Page 5 - The Benefits of Music Education
P. 5

“Our data have con rmed a rapid transfer of cognitive bene ts in young children after only 20 days of music training.  e strength of this e ect in almost all of
the children was remarkable.”
Dr. Sylvain Moreno, Rotman Research Institute
Overview of Music Study’s Bene ts
You may have noticed that stories about music and the brain appear frequently in the media. More than two hundred neuroscientists around the world are involved in researching the e ect of music on brain function and structure, and their work is garnering regular media attention.
Musical experience draws on nearly every region of the brain, making music an ideal experimental tool to explore brain function. Following is a summary of recent  ndings.
IQ, Memory and Focus
Many researchers have linked music lessons with improved IQ and academic performance. In a formal study conducted through the University of Toronto and published in 2004, researchers compared the IQ performance of children in music lessons with those in drama lessons or
no extra lessons at all. IQ was measured before and after the lessons.
 e students in the music group showed greater increases in full-scale IQ scores than those in either of the other groups.2 IQ scores are widely accepted as standardized predictors of academic achievement.
Recent studies have also indicated that
individuals who are musically trained show better working memory abilities than those
who are not. Working memory is the type of memory that allows us to remember things
even while our minds are busy with other
matters – crucial for such essential tasks as mental arithmetic and reading comprehension.
Much has been written about the importance of developing focus or self-discipline in children as preparation for success in life. Current
research shows this is one of the key outcomes
of music instruction.
Learning to play an instrument or sing requires signi cant levels of attention and concentration.  ere is evidence that children who take music lessons have greater abilities to focus their attention.
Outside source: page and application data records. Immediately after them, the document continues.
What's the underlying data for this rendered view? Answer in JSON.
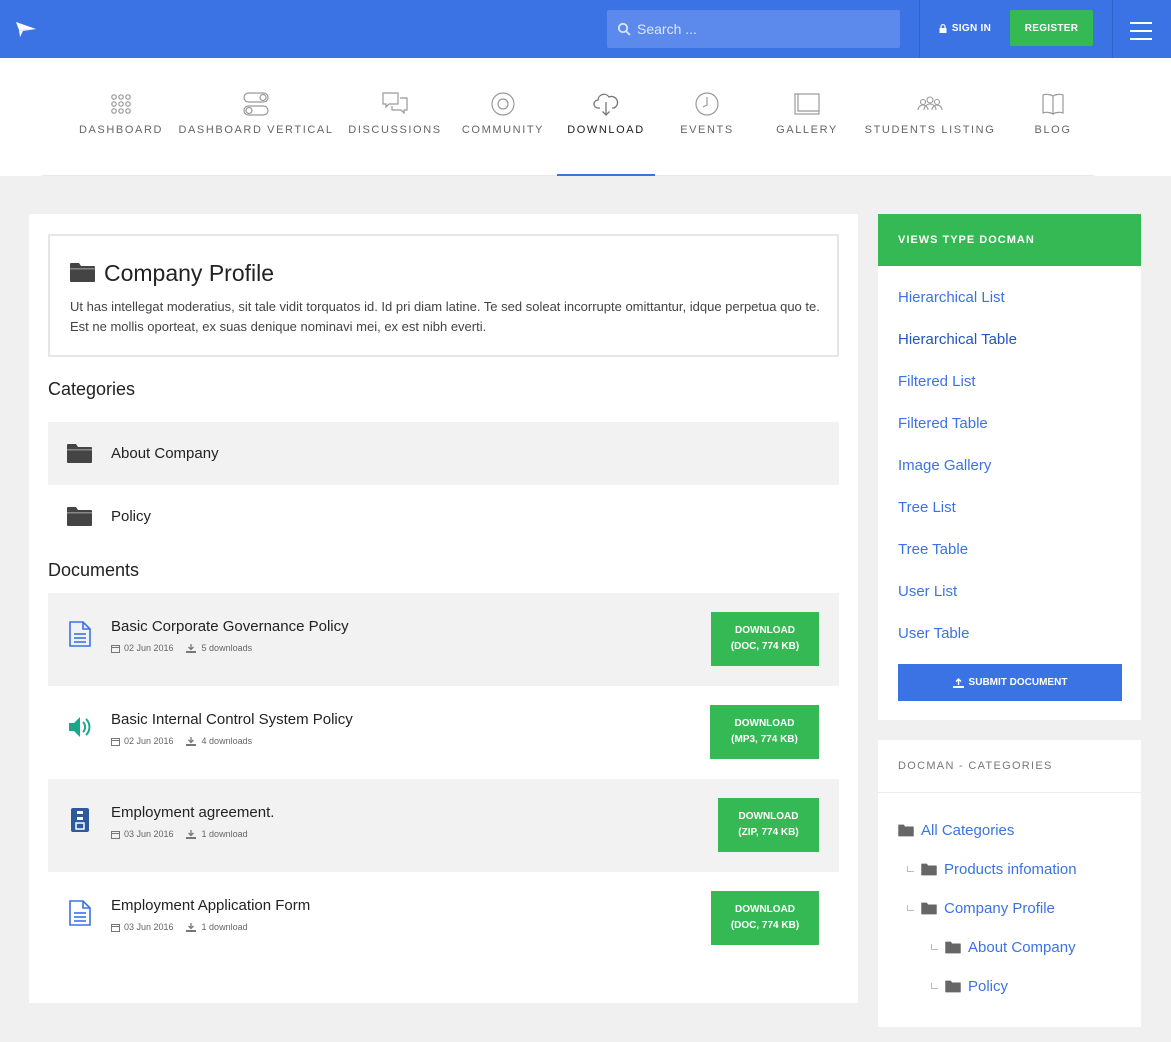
{
  "header": {
    "search_placeholder": "Search ...",
    "signin_label": "SIGN IN",
    "register_label": "REGISTER"
  },
  "nav": {
    "items": [
      {
        "label": "DASHBOARD",
        "icon": "dashboard-grid-icon"
      },
      {
        "label": "DASHBOARD VERTICAL",
        "icon": "toggle-icon"
      },
      {
        "label": "DISCUSSIONS",
        "icon": "chat-bubbles-icon"
      },
      {
        "label": "COMMUNITY",
        "icon": "circle-icon"
      },
      {
        "label": "DOWNLOAD",
        "icon": "cloud-download-icon"
      },
      {
        "label": "EVENTS",
        "icon": "clock-icon"
      },
      {
        "label": "GALLERY",
        "icon": "gallery-icon"
      },
      {
        "label": "STUDENTS LISTING",
        "icon": "people-icon"
      },
      {
        "label": "BLOG",
        "icon": "book-icon"
      }
    ],
    "active": "DOWNLOAD"
  },
  "profile": {
    "title": "Company Profile",
    "description": "Ut has intellegat moderatius, sit tale vidit torquatos id. Id pri diam latine. Te sed soleat incorrupte omittantur, idque perpetua quo te. Est ne mollis oporteat, ex suas denique nominavi mei, ex est nibh everti."
  },
  "categories": {
    "heading": "Categories",
    "items": [
      "About Company",
      "Policy"
    ]
  },
  "documents": {
    "heading": "Documents",
    "items": [
      {
        "title": "Basic Corporate Governance Policy",
        "date": "02 Jun 2016",
        "downloads": "5 downloads",
        "btn_line1": "DOWNLOAD",
        "btn_line2": "(DOC, 774 KB)",
        "icon": "document-icon"
      },
      {
        "title": "Basic Internal Control System Policy",
        "date": "02 Jun 2016",
        "downloads": "4 downloads",
        "btn_line1": "DOWNLOAD",
        "btn_line2": "(MP3, 774 KB)",
        "icon": "audio-icon"
      },
      {
        "title": "Employment agreement.",
        "date": "03 Jun 2016",
        "downloads": "1 download",
        "btn_line1": "DOWNLOAD",
        "btn_line2": "(ZIP, 774 KB)",
        "icon": "archive-icon"
      },
      {
        "title": "Employment Application Form",
        "date": "03 Jun 2016",
        "downloads": "1 download",
        "btn_line1": "DOWNLOAD",
        "btn_line2": "(DOC, 774 KB)",
        "icon": "document-icon"
      }
    ]
  },
  "views": {
    "heading": "VIEWS TYPE DOCMAN",
    "links": [
      "Hierarchical List",
      "Hierarchical Table",
      "Filtered List",
      "Filtered Table",
      "Image Gallery",
      "Tree List",
      "Tree Table",
      "User List",
      "User Table"
    ],
    "submit_label": "SUBMIT DOCUMENT"
  },
  "docman_categories": {
    "heading": "DOCMAN - CATEGORIES",
    "items": [
      "All Categories",
      "Products infomation",
      "Company Profile",
      "About Company",
      "Policy"
    ]
  },
  "colors": {
    "primary_blue": "#3b73e4",
    "green": "#34b955",
    "icon_blue": "#3b73e4",
    "audio_teal": "#19a98a",
    "archive_navy": "#2b5a9e"
  }
}
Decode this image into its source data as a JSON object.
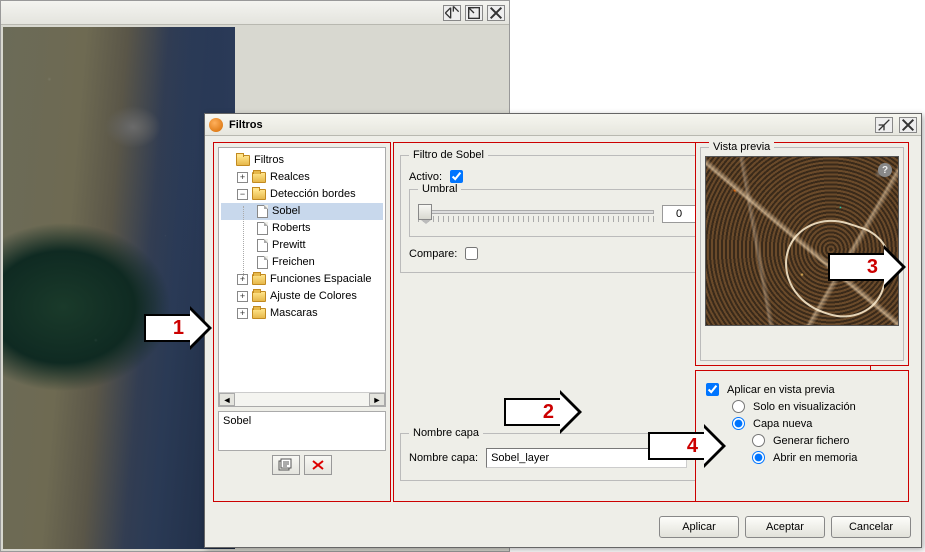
{
  "dialog": {
    "title": "Filtros",
    "tree": {
      "root": "Filtros",
      "realces": "Realces",
      "deteccion": "Detección bordes",
      "items": {
        "sobel": "Sobel",
        "roberts": "Roberts",
        "prewitt": "Prewitt",
        "freichen": "Freichen"
      },
      "funciones": "Funciones Espaciale",
      "ajuste": "Ajuste de Colores",
      "mascaras": "Mascaras"
    },
    "selected_name": "Sobel",
    "sobel_group": "Filtro de Sobel",
    "activo_label": "Activo:",
    "activo_checked": true,
    "umbral_group": "Umbral",
    "umbral_value": "0",
    "compare_label": "Compare:",
    "nombre_group": "Nombre capa",
    "nombre_label": "Nombre capa:",
    "nombre_value": "Sobel_layer",
    "preview_group": "Vista previa",
    "opts": {
      "aplicar": "Aplicar en vista previa",
      "solo": "Solo en visualización",
      "capa": "Capa nueva",
      "generar": "Generar fichero",
      "abrir": "Abrir en memoria"
    },
    "buttons": {
      "aplicar": "Aplicar",
      "aceptar": "Aceptar",
      "cancelar": "Cancelar"
    }
  },
  "annotations": {
    "a1": "1",
    "a2": "2",
    "a3": "3",
    "a4": "4"
  }
}
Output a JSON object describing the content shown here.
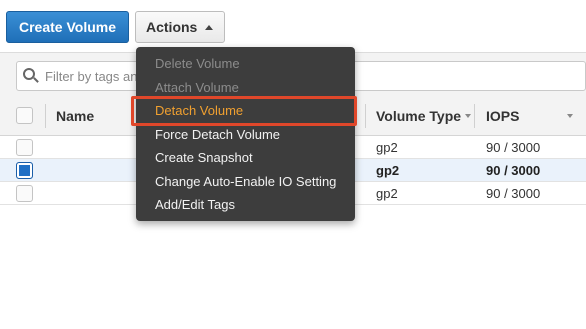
{
  "toolbar": {
    "create_label": "Create Volume",
    "actions_label": "Actions"
  },
  "filter": {
    "placeholder": "Filter by tags and attributes or search by keyword"
  },
  "table": {
    "columns": [
      "Name",
      "Volume Type",
      "IOPS"
    ],
    "rows": [
      {
        "volume_type": "gp2",
        "iops": "90 / 3000",
        "selected": false
      },
      {
        "volume_type": "gp2",
        "iops": "90 / 3000",
        "selected": true
      },
      {
        "volume_type": "gp2",
        "iops": "90 / 3000",
        "selected": false
      }
    ]
  },
  "menu": {
    "items": [
      {
        "label": "Delete Volume",
        "state": "disabled"
      },
      {
        "label": "Attach Volume",
        "state": "disabled"
      },
      {
        "label": "Detach Volume",
        "state": "highlighted"
      },
      {
        "label": "Force Detach Volume",
        "state": "enabled"
      },
      {
        "label": "Create Snapshot",
        "state": "enabled"
      },
      {
        "label": "Change Auto-Enable IO Setting",
        "state": "enabled"
      },
      {
        "label": "Add/Edit Tags",
        "state": "enabled"
      }
    ]
  },
  "colors": {
    "primary": "#1f6fb8",
    "menu_bg": "#3d3d3d",
    "highlight_text": "#f0a030",
    "annotation": "#e0472a",
    "selected_row": "#eaf2fb"
  }
}
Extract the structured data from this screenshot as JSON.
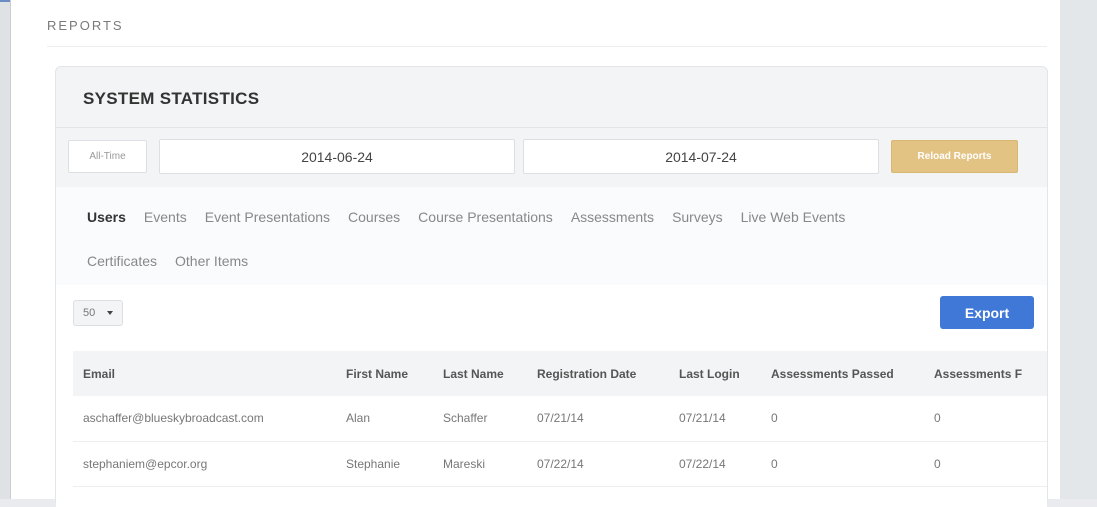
{
  "page": {
    "heading": "REPORTS"
  },
  "panel": {
    "title": "SYSTEM STATISTICS",
    "all_time_label": "All-Time",
    "start_date": "2014-06-24",
    "end_date": "2014-07-24",
    "reload_label": "Reload Reports"
  },
  "tabs": {
    "row1": [
      "Users",
      "Events",
      "Event Presentations",
      "Courses",
      "Course Presentations",
      "Assessments",
      "Surveys",
      "Live Web Events"
    ],
    "row2": [
      "Certificates",
      "Other Items"
    ],
    "active": "Users"
  },
  "toolbar": {
    "page_size": "50",
    "export_label": "Export"
  },
  "table": {
    "columns": [
      "Email",
      "First Name",
      "Last Name",
      "Registration Date",
      "Last Login",
      "Assessments Passed",
      "Assessments F"
    ],
    "rows": [
      [
        "aschaffer@blueskybroadcast.com",
        "Alan",
        "Schaffer",
        "07/21/14",
        "07/21/14",
        "0",
        "0"
      ],
      [
        "stephaniem@epcor.org",
        "Stephanie",
        "Mareski",
        "07/22/14",
        "07/22/14",
        "0",
        "0"
      ]
    ]
  },
  "colors": {
    "accent": "#3f78d6",
    "reload": "#e2c384",
    "top_border": "#6a8cc4"
  }
}
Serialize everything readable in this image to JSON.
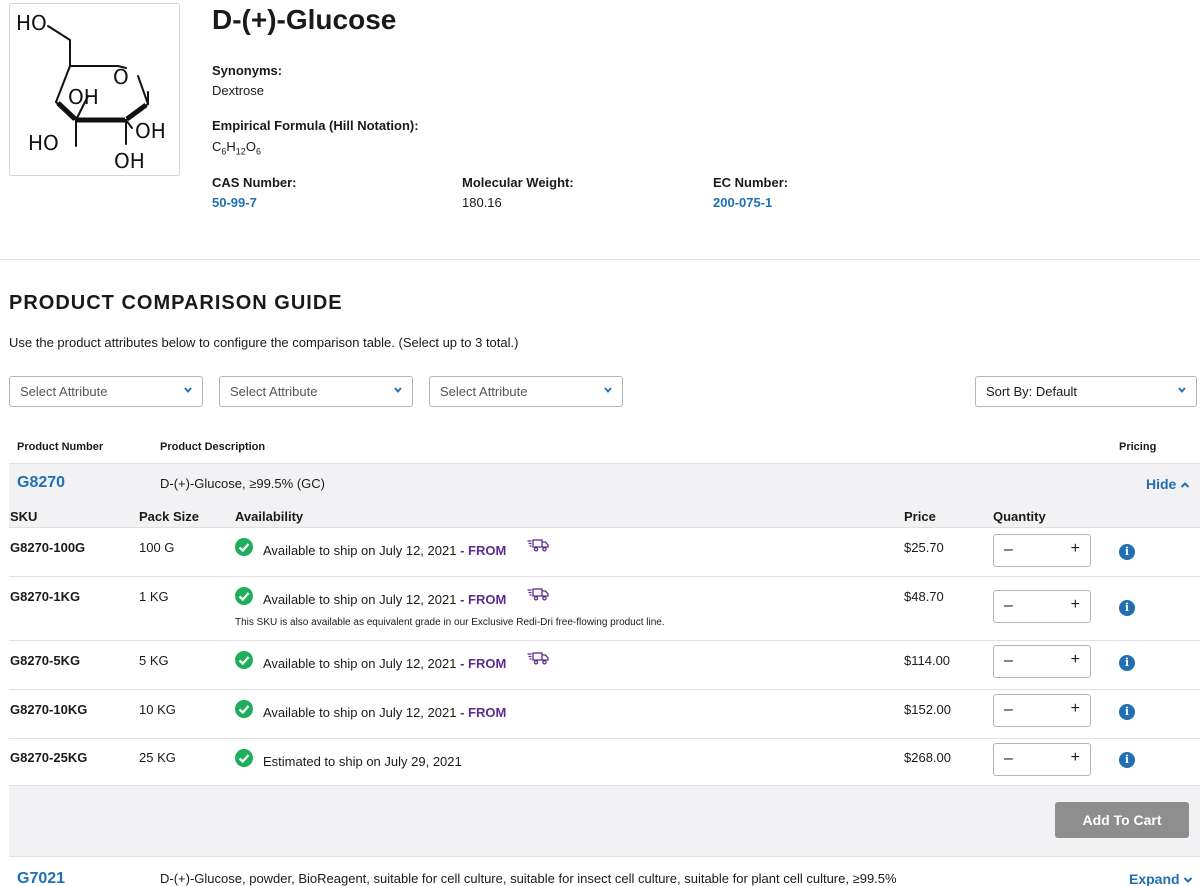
{
  "product": {
    "title": "D-(+)-Glucose",
    "synonyms_label": "Synonyms:",
    "synonyms_value": "Dextrose",
    "formula_label": "Empirical Formula (Hill Notation):",
    "formula_parts": {
      "c": "C",
      "c_n": "6",
      "h": "H",
      "h_n": "12",
      "o": "O",
      "o_n": "6"
    },
    "cas_label": "CAS Number:",
    "cas_value": "50-99-7",
    "mw_label": "Molecular Weight:",
    "mw_value": "180.16",
    "ec_label": "EC Number:",
    "ec_value": "200-075-1",
    "structure_labels": {
      "ho_top": "HO",
      "o_ring": "O",
      "oh_upper": "OH",
      "ho_left": "HO",
      "oh_right": "OH",
      "oh_bottom": "OH"
    }
  },
  "comparison": {
    "title": "PRODUCT COMPARISON GUIDE",
    "help": "Use the product attributes below to configure the comparison table. (Select up to 3 total.)",
    "attribute_selects": [
      "Select Attribute",
      "Select Attribute",
      "Select Attribute"
    ],
    "sort_label": "Sort By: Default"
  },
  "table": {
    "col_product_number": "Product Number",
    "col_product_description": "Product Description",
    "col_pricing": "Pricing",
    "sub_sku": "SKU",
    "sub_pack": "Pack Size",
    "sub_availability": "Availability",
    "sub_price": "Price",
    "sub_quantity": "Quantity"
  },
  "groups": [
    {
      "number": "G8270",
      "description": "D-(+)-Glucose, ≥99.5% (GC)",
      "toggle": "Hide",
      "rows": [
        {
          "sku": "G8270-100G",
          "pack": "100 G",
          "availability": "Available to ship on July 12, 2021",
          "from": "- FROM",
          "price": "$25.70"
        },
        {
          "sku": "G8270-1KG",
          "pack": "1 KG",
          "availability": "Available to ship on July 12, 2021",
          "from": "- FROM",
          "price": "$48.70",
          "note": "This SKU is also available as equivalent grade in our Exclusive Redi-Dri free-flowing product line."
        },
        {
          "sku": "G8270-5KG",
          "pack": "5 KG",
          "availability": "Available to ship on July 12, 2021",
          "from": "- FROM",
          "price": "$114.00"
        },
        {
          "sku": "G8270-10KG",
          "pack": "10 KG",
          "availability": "Available to ship on July 12, 2021",
          "from": "- FROM",
          "price": "$152.00"
        },
        {
          "sku": "G8270-25KG",
          "pack": "25 KG",
          "availability": "Estimated to ship on July 29, 2021",
          "price": "$268.00"
        }
      ],
      "qty_minus": "–",
      "qty_plus": "+",
      "info_glyph": "i",
      "cart_label": "Add To Cart"
    },
    {
      "number": "G7021",
      "description": "D-(+)-Glucose, powder, BioReagent, suitable for cell culture, suitable for insect cell culture, suitable for plant cell culture, ≥99.5%",
      "toggle": "Expand"
    }
  ],
  "colors": {
    "link": "#1f6fb2",
    "from": "#5a2d91",
    "check": "#1fae5b",
    "band": "#f2f2f4",
    "cart": "#8e8e8e"
  },
  "icons": {
    "check": "check-circle-icon",
    "truck": "truck-icon",
    "info": "info-icon",
    "chevron": "chevron-down-icon"
  }
}
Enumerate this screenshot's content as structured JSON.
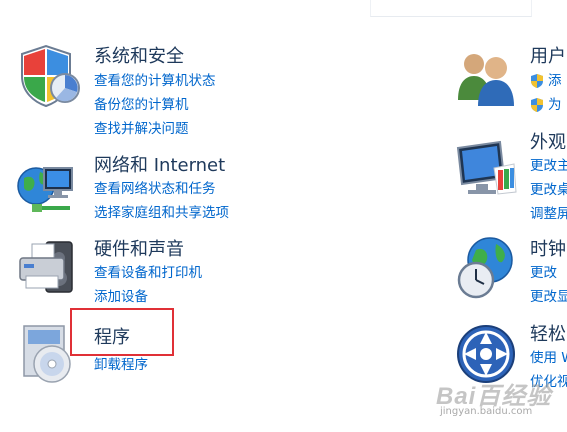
{
  "left_column": [
    {
      "icon": "system-security-shield-icon",
      "title": "系统和安全",
      "links": [
        "查看您的计算机状态",
        "备份您的计算机",
        "查找并解决问题"
      ]
    },
    {
      "icon": "network-internet-globe-icon",
      "title": "网络和 Internet",
      "links": [
        "查看网络状态和任务",
        "选择家庭组和共享选项"
      ]
    },
    {
      "icon": "hardware-sound-printer-icon",
      "title": "硬件和声音",
      "links": [
        "查看设备和打印机",
        "添加设备"
      ]
    },
    {
      "icon": "programs-disc-box-icon",
      "title": "程序",
      "links": [
        "卸载程序"
      ]
    }
  ],
  "right_column": [
    {
      "icon": "user-accounts-people-icon",
      "title": "用户",
      "links": [
        "添",
        "为"
      ]
    },
    {
      "icon": "appearance-monitor-icon",
      "title": "外观",
      "links": [
        "更改主",
        "更改桌",
        "调整屏"
      ]
    },
    {
      "icon": "clock-region-globe-icon",
      "title": "时钟",
      "links": [
        "更改",
        "更改显"
      ]
    },
    {
      "icon": "ease-of-access-icon",
      "title": "轻松",
      "links": [
        "使用 W",
        "优化视"
      ]
    }
  ],
  "highlight": {
    "color": "#e03036"
  },
  "watermark": {
    "logo": "Bai百经验",
    "url": "jingyan.baidu.com"
  },
  "colors": {
    "title": "#1e395b",
    "link": "#0066cc"
  }
}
Music training seems to be
a very active form of mental training that increases childrens’ cognitive capacities, enabling them to perform better in many other aspects of their life.
2. E. Glenn Schellenberg, Music Lessons Enhance IQ (Psychological Science, 15)
Scienti c Proof
Now, in a research breakthrough, neuroscientists are demonstrating that there is a causal connection between music study and cognitive growth.
 e use of technologies such as functional Magnetic Resonance Imaging (fMRI) and electroencephalography (EEG) has given researchers a better understanding of exactly what happens inside the brain when it processes music and how this activity contributes to better learning and functioning.
 e research is showing that learning to play an instrument leads to changes
in a child’s brain that make it more likely they will reach their full cognitive
and academic potential.
Participating in musical activities – whether playing an instrument, singing or listening – stimulates a whole network of brain areas, each interacting with the others to contribute to enjoyment and understanding of the music.  is brain workout leads to improved structure
and function through a process called neuroplasticity – the brain’s ability to reorganize itself by forming new neural connections.  e improvements are responsible for many of the bene ts
of active participation in music.
FOR MORE INFORMATION, PLEASE CALL 1.800.461.6058 OR VISIT RCMUSIC.COM
 April 2014 The Royal Conservatory 3



































































   3   4   5   6   7